Output each entry in full so that the result matches the data exactly.

#### Raw data

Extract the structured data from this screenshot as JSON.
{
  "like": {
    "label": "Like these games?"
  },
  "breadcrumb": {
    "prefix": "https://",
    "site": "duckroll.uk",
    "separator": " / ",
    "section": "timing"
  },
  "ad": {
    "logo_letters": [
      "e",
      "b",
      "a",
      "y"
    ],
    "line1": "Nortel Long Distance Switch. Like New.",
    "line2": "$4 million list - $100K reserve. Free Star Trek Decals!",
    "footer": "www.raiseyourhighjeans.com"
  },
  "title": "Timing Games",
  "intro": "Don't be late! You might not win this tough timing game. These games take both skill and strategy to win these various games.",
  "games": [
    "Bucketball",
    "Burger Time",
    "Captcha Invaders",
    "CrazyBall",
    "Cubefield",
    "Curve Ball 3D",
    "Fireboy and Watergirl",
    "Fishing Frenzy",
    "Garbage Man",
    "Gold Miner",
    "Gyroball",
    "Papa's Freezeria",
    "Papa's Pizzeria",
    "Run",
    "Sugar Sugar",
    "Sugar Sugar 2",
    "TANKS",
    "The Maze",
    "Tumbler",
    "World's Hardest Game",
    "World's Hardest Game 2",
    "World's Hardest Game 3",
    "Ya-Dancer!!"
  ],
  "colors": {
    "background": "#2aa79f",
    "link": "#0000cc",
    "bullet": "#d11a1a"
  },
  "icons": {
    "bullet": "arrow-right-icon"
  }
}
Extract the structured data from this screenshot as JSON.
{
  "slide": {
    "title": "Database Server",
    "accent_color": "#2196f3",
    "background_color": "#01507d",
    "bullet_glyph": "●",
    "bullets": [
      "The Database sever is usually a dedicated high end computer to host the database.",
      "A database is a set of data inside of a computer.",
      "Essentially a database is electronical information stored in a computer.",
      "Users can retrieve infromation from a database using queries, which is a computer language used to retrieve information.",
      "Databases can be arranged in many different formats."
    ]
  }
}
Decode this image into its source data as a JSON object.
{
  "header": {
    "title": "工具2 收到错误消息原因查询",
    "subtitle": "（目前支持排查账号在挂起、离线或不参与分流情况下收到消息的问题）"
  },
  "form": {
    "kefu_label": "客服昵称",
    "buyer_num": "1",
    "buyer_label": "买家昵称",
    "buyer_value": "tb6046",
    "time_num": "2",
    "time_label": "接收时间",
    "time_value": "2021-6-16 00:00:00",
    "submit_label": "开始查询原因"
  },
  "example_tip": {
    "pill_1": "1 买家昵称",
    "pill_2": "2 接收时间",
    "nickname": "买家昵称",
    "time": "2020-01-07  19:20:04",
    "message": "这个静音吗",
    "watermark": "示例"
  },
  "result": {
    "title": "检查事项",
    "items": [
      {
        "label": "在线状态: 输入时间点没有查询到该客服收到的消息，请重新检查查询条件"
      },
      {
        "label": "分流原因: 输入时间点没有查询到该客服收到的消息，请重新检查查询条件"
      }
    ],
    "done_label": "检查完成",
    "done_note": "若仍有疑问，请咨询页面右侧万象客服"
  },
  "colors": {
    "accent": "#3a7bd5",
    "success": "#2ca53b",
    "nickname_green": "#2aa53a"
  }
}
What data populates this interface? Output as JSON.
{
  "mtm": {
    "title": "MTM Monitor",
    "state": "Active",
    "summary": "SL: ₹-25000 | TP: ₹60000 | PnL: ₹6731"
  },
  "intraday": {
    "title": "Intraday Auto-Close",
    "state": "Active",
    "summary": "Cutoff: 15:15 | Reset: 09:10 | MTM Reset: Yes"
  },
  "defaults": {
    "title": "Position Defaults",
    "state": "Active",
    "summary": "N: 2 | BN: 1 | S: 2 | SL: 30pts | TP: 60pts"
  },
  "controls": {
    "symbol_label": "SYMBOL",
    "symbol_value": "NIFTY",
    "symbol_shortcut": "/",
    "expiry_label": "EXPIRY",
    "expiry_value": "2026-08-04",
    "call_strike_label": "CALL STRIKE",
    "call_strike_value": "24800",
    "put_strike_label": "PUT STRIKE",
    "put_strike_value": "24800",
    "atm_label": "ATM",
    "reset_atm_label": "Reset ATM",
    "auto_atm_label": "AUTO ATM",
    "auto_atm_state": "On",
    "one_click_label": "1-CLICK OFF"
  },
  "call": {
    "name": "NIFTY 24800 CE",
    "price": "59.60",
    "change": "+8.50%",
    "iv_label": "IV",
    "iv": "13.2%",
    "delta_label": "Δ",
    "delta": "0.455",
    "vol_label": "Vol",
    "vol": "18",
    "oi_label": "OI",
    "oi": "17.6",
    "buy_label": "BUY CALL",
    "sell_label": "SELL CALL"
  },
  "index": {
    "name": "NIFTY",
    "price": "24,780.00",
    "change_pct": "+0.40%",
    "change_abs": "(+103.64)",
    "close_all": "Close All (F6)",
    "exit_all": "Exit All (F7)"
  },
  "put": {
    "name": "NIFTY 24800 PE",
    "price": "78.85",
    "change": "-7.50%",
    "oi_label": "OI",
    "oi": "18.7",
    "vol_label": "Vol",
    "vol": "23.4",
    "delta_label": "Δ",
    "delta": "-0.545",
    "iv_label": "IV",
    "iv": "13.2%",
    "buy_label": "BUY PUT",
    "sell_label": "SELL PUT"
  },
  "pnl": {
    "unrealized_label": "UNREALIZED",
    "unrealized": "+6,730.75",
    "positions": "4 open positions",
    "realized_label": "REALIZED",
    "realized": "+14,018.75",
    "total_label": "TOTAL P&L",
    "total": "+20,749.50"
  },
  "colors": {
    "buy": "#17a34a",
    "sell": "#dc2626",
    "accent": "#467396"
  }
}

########

Your response =
Extract the structured data from this screenshot as JSON.
{
  "like": {
    "label": "Like these games?"
  },
  "breadcrumb": {
    "prefix": "https://",
    "site": "duckroll.uk",
    "separator": " / ",
    "section": "timing"
  },
  "ad": {
    "logo_letters": [
      "e",
      "b",
      "a",
      "y"
    ],
    "line1": "Nortel Long Distance Switch. Like New.",
    "line2": "$4 million list - $100K reserve. Free Star Trek Decals!",
    "footer": "www.raiseyourhighjeans.com"
  },
  "title": "Timing Games",
  "intro": "Don't be late! You might not win this tough timing game. These games take both skill and strategy to win these various games.",
  "games": [
    "Bucketball",
    "Burger Time",
    "Captcha Invaders",
    "CrazyBall",
    "Cubefield",
    "Curve Ball 3D",
    "Fireboy and Watergirl",
    "Fishing Frenzy",
    "Garbage Man",
    "Gold Miner",
    "Gyroball",
    "Papa's Freezeria",
    "Papa's Pizzeria",
    "Run",
    "Sugar Sugar",
    "Sugar Sugar 2",
    "TANKS",
    "The Maze",
    "Tumbler",
    "World's Hardest Game",
    "World's Hardest Game 2",
    "World's Hardest Game 3",
    "Ya-Dancer!!"
  ],
  "colors": {
    "background": "#2aa79f",
    "link": "#0000cc",
    "bullet": "#d11a1a"
  },
  "icons": {
    "bullet": "arrow-right-icon"
  }
}
Extract the structured data from this screenshot as JSON.
{
  "slide": {
    "title": "Database Server",
    "accent_color": "#2196f3",
    "background_color": "#01507d",
    "bullet_glyph": "●",
    "bullets": [
      "The Database sever is usually a dedicated high end computer to host the database.",
      "A database is a set of data inside of a computer.",
      "Essentially a database is electronical information stored in a computer.",
      "Users can retrieve infromation from a database using queries, which is a computer language used to retrieve information.",
      "Databases can be arranged in many different formats."
    ]
  }
}
Decode this image into its source data as a JSON object.
{
  "header": {
    "title": "工具2 收到错误消息原因查询",
    "subtitle": "（目前支持排查账号在挂起、离线或不参与分流情况下收到消息的问题）"
  },
  "form": {
    "kefu_label": "客服昵称",
    "buyer_num": "1",
    "buyer_label": "买家昵称",
    "buyer_value": "tb6046",
    "time_num": "2",
    "time_label": "接收时间",
    "time_value": "2021-6-16 00:00:00",
    "submit_label": "开始查询原因"
  },
  "example_tip": {
    "pill_1": "1 买家昵称",
    "pill_2": "2 接收时间",
    "nickname": "买家昵称",
    "time": "2020-01-07  19:20:04",
    "message": "这个静音吗",
    "watermark": "示例"
  },
  "result": {
    "title": "检查事项",
    "items": [
      {
        "label": "在线状态: 输入时间点没有查询到该客服收到的消息，请重新检查查询条件"
      },
      {
        "label": "分流原因: 输入时间点没有查询到该客服收到的消息，请重新检查查询条件"
      }
    ],
    "done_label": "检查完成",
    "done_note": "若仍有疑问，请咨询页面右侧万象客服"
  },
  "colors": {
    "accent": "#3a7bd5",
    "success": "#2ca53b",
    "nickname_green": "#2aa53a"
  }
}
What data populates this interface? Output as JSON.
{
  "mtm": {
    "title": "MTM Monitor",
    "state": "Active",
    "summary": "SL: ₹-25000 | TP: ₹60000 | PnL: ₹6731"
  },
  "intraday": {
    "title": "Intraday Auto-Close",
    "state": "Active",
    "summary": "Cutoff: 15:15 | Reset: 09:10 | MTM Reset: Yes"
  },
  "defaults": {
    "title": "Position Defaults",
    "state": "Active",
    "summary": "N: 2 | BN: 1 | S: 2 | SL: 30pts | TP: 60pts"
  },
  "controls": {
    "symbol_label": "SYMBOL",
    "symbol_value": "NIFTY",
    "symbol_shortcut": "/",
    "expiry_label": "EXPIRY",
    "expiry_value": "2026-08-04",
    "call_strike_label": "CALL STRIKE",
    "call_strike_value": "24800",
    "put_strike_label": "PUT STRIKE",
    "put_strike_value": "24800",
    "atm_label": "ATM",
    "reset_atm_label": "Reset ATM",
    "auto_atm_label": "AUTO ATM",
    "auto_atm_state": "On",
    "one_click_label": "1-CLICK OFF"
  },
  "call": {
    "name": "NIFTY 24800 CE",
    "price": "59.60",
    "change": "+8.50%",
    "iv_label": "IV",
    "iv": "13.2%",
    "delta_label": "Δ",
    "delta": "0.455",
    "vol_label": "Vol",
    "vol": "18",
    "oi_label": "OI",
    "oi": "17.6",
    "buy_label": "BUY CALL",
    "sell_label": "SELL CALL"
  },
  "index": {
    "name": "NIFTY",
    "price": "24,780.00",
    "change_pct": "+0.40%",
    "change_abs": "(+103.64)",
    "close_all": "Close All (F6)",
    "exit_all": "Exit All (F7)"
  },
  "put": {
    "name": "NIFTY 24800 PE",
    "price": "78.85",
    "change": "-7.50%",
    "oi_label": "OI",
    "oi": "18.7",
    "vol_label": "Vol",
    "vol": "23.4",
    "delta_label": "Δ",
    "delta": "-0.545",
    "iv_label": "IV",
    "iv": "13.2%",
    "buy_label": "BUY PUT",
    "sell_label": "SELL PUT"
  },
  "pnl": {
    "unrealized_label": "UNREALIZED",
    "unrealized": "+6,730.75",
    "positions": "4 open positions",
    "realized_label": "REALIZED",
    "realized": "+14,018.75",
    "total_label": "TOTAL P&L",
    "total": "+20,749.50"
  },
  "colors": {
    "buy": "#17a34a",
    "sell": "#dc2626",
    "accent": "#467396"
  }
}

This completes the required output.